After this we see a new Peter who is ready to follow rather than lead. And his role as “leader” in the church is defined clearly as one who nourishes and takes care of the sheep that belong to the Lord. And he will do this by feeding the sheep only with that which the Lord has fed him. And that doesn’t mean literal fish. John records Jesus feeding the disciples with bread and fish in a communion fashion. Peter is charged to feed the sheep with only what he receives from the Lord. In this way, the church is the place where sheep are fed by being reminded of who Jesus is with his word and are invited into his presence at the communion table.
In summary, when Jesus shows up everything changes. Night turns to day. Fruitless fishing becomes an abundant catch. Toiling at sea becomes a rest on the shore. As Jesus answers the “who” question for us, we can reach a point where we place our full confidence and faith in the Lord who knows all things. We can leave our boats of self-determinism and let go of our frantic desire to be captain of our own destiny. As we do so, we are fed by the Lord and are invited to participate in his feeding of his sheep. And we do that by obeying Jesus’ last words to us in the passage: “Follow me!”
Small Group Discussion Questions
- The sermon noted how our Easter season celebration tends to dissipate after Easter Sunday. Can you see this parallel in your personal walk with the Lord?
- In what ways do we return to “business as usual” even after being encountered by the risen Lord?
- The sermon pointed out how Peter was returning to living a “self-determined” life instead of following Jesus.
- Share how you have seen yourself slip back into self-determining patterns of thinking and acting instead of being a follower of Jesus.
- How does the cultural inclination of self-determinism create damage in the church?
- What do you see in Jesus’ teaching and in his life that would counter the cultural fixation of self-determinism?
- The sermon indicated that Jesus waited till “early in the morning” before appearing to the disciples to give them the opportunity to come to the end of their self-determined efforts.
- Do you sometimes wish Jesus would have showed up earlier than he did in your life?
- Can you think of examples where you had to come to a place where all your self-determined efforts amounted to “nothing” before you could recognize Jesus and what he was giving you?
- The sermon pointed out how Jesus helped the disciples recognize him by personal reminders of his relationship to them.
- Can you think of times when Jesus reminded you of something personal in your relationship with him that helped you recognize him or know he was talking to you?
- The sermon related how Peter’s eyes were opened when one of his fellow disciples said to him, “It is the Lord.”
- Can you think of times when it was another believer that helped you see Jesus when you had lost sight of him?
- What does this say about the importance of our fellowship with one another in the Lord? How might we help one another see Jesus?
- The sermon claimed that the primary calling of any church “leader” is to be a follower of Christ.
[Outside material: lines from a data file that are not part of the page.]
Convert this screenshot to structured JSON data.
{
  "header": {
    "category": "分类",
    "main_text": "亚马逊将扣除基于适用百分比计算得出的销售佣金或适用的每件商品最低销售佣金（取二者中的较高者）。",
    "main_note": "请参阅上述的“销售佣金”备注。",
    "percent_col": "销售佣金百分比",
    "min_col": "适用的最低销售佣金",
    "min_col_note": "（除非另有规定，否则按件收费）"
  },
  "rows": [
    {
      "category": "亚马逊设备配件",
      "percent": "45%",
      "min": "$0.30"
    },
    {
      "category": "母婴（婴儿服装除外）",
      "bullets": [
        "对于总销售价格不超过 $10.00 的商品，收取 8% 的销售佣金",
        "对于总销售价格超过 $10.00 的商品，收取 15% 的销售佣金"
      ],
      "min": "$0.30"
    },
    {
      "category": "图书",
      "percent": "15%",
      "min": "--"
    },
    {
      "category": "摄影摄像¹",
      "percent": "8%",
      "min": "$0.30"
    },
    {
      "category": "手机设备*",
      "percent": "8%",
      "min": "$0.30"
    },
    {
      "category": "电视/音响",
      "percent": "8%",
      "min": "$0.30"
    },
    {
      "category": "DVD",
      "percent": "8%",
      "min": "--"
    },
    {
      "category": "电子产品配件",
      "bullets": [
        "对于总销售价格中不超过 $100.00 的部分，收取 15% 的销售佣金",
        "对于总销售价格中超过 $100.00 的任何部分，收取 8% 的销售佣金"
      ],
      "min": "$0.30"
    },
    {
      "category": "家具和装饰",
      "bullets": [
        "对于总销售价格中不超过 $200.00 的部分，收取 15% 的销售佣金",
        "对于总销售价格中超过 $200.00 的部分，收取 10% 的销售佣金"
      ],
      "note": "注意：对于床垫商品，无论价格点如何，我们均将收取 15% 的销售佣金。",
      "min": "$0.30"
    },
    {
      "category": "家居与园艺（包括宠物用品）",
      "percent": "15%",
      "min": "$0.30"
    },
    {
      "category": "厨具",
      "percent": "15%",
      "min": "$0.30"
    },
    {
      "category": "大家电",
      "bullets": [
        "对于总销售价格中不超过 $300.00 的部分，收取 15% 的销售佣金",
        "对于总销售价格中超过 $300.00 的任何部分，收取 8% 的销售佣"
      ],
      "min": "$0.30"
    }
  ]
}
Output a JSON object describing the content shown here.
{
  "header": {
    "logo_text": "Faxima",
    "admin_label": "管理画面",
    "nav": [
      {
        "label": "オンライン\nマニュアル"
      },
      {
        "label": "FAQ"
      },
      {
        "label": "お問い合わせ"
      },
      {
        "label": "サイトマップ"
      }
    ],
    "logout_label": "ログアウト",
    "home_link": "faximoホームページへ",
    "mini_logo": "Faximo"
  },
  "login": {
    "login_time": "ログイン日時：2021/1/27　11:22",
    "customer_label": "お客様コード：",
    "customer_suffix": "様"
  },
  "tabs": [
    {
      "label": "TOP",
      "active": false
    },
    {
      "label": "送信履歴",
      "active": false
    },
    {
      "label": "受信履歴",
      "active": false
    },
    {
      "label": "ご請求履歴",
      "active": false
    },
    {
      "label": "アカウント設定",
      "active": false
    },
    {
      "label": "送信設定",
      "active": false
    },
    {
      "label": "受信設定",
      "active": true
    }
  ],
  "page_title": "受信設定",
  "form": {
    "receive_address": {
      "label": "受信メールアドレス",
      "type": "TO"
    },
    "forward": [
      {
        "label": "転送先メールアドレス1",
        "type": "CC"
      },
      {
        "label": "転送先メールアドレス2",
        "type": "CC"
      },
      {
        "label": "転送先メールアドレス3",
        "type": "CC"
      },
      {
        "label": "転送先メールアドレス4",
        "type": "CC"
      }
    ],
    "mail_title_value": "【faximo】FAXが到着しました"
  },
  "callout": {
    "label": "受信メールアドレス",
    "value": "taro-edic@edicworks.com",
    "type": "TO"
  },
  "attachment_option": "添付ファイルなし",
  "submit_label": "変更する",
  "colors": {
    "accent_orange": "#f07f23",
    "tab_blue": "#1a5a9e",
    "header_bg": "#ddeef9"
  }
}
How does being a follower of Christ best equip one to be a leader in the church?
- What difference does it make for church leaders to first be followers?
- After restoring Peter, Jesus instructs him to feed his sheep.
- According to the sermon, what should be the main diet the sheep are fed?
What do you KNOW about Hell?
What do you UNDERSTAND about Hell?
What do you BELIEVE about Hell?